[[ DATA open ]]

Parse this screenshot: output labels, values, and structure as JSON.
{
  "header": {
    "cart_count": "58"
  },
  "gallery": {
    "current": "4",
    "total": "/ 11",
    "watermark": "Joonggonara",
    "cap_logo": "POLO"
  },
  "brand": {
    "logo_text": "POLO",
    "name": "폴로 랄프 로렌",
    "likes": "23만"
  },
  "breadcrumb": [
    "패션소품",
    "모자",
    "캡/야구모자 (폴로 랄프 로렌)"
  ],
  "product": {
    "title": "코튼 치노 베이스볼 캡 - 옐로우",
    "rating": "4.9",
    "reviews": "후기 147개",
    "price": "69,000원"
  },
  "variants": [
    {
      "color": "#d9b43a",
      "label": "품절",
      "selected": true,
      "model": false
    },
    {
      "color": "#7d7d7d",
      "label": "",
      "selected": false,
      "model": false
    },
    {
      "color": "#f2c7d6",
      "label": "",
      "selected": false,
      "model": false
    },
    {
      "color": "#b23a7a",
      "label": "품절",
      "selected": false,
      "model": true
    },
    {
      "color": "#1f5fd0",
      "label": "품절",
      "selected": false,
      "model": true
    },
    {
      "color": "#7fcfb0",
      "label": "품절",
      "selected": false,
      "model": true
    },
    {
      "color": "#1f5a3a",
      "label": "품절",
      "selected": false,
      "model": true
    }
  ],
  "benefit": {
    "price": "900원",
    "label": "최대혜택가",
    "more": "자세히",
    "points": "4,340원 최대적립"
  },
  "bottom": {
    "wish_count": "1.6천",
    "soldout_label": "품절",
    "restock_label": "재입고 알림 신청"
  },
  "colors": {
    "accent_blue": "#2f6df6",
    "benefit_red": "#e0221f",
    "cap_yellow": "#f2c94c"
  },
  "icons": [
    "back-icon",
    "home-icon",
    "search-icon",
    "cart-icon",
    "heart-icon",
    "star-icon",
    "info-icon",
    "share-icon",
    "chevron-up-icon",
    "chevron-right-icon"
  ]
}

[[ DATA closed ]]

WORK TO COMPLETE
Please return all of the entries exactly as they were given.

ANSWER SECTION
Parse this screenshot: output labels, values, and structure as JSON.
{
  "header": {
    "cart_count": "58"
  },
  "gallery": {
    "current": "4",
    "total": "/ 11",
    "watermark": "Joonggonara",
    "cap_logo": "POLO"
  },
  "brand": {
    "logo_text": "POLO",
    "name": "폴로 랄프 로렌",
    "likes": "23만"
  },
  "breadcrumb": [
    "패션소품",
    "모자",
    "캡/야구모자 (폴로 랄프 로렌)"
  ],
  "product": {
    "title": "코튼 치노 베이스볼 캡 - 옐로우",
    "rating": "4.9",
    "reviews": "후기 147개",
    "price": "69,000원"
  },
  "variants": [
    {
      "color": "#d9b43a",
      "label": "품절",
      "selected": true,
      "model": false
    },
    {
      "color": "#7d7d7d",
      "label": "",
      "selected": false,
      "model": false
    },
    {
      "color": "#f2c7d6",
      "label": "",
      "selected": false,
      "model": false
    },
    {
      "color": "#b23a7a",
      "label": "품절",
      "selected": false,
      "model": true
    },
    {
      "color": "#1f5fd0",
      "label": "품절",
      "selected": false,
      "model": true
    },
    {
      "color": "#7fcfb0",
      "label": "품절",
      "selected": false,
      "model": true
    },
    {
      "color": "#1f5a3a",
      "label": "품절",
      "selected": false,
      "model": true
    }
  ],
  "benefit": {
    "price": "900원",
    "label": "최대혜택가",
    "more": "자세히",
    "points": "4,340원 최대적립"
  },
  "bottom": {
    "wish_count": "1.6천",
    "soldout_label": "품절",
    "restock_label": "재입고 알림 신청"
  },
  "colors": {
    "accent_blue": "#2f6df6",
    "benefit_red": "#e0221f",
    "cap_yellow": "#f2c94c"
  },
  "icons": [
    "back-icon",
    "home-icon",
    "search-icon",
    "cart-icon",
    "heart-icon",
    "star-icon",
    "info-icon",
    "share-icon",
    "chevron-up-icon",
    "chevron-right-icon"
  ]
}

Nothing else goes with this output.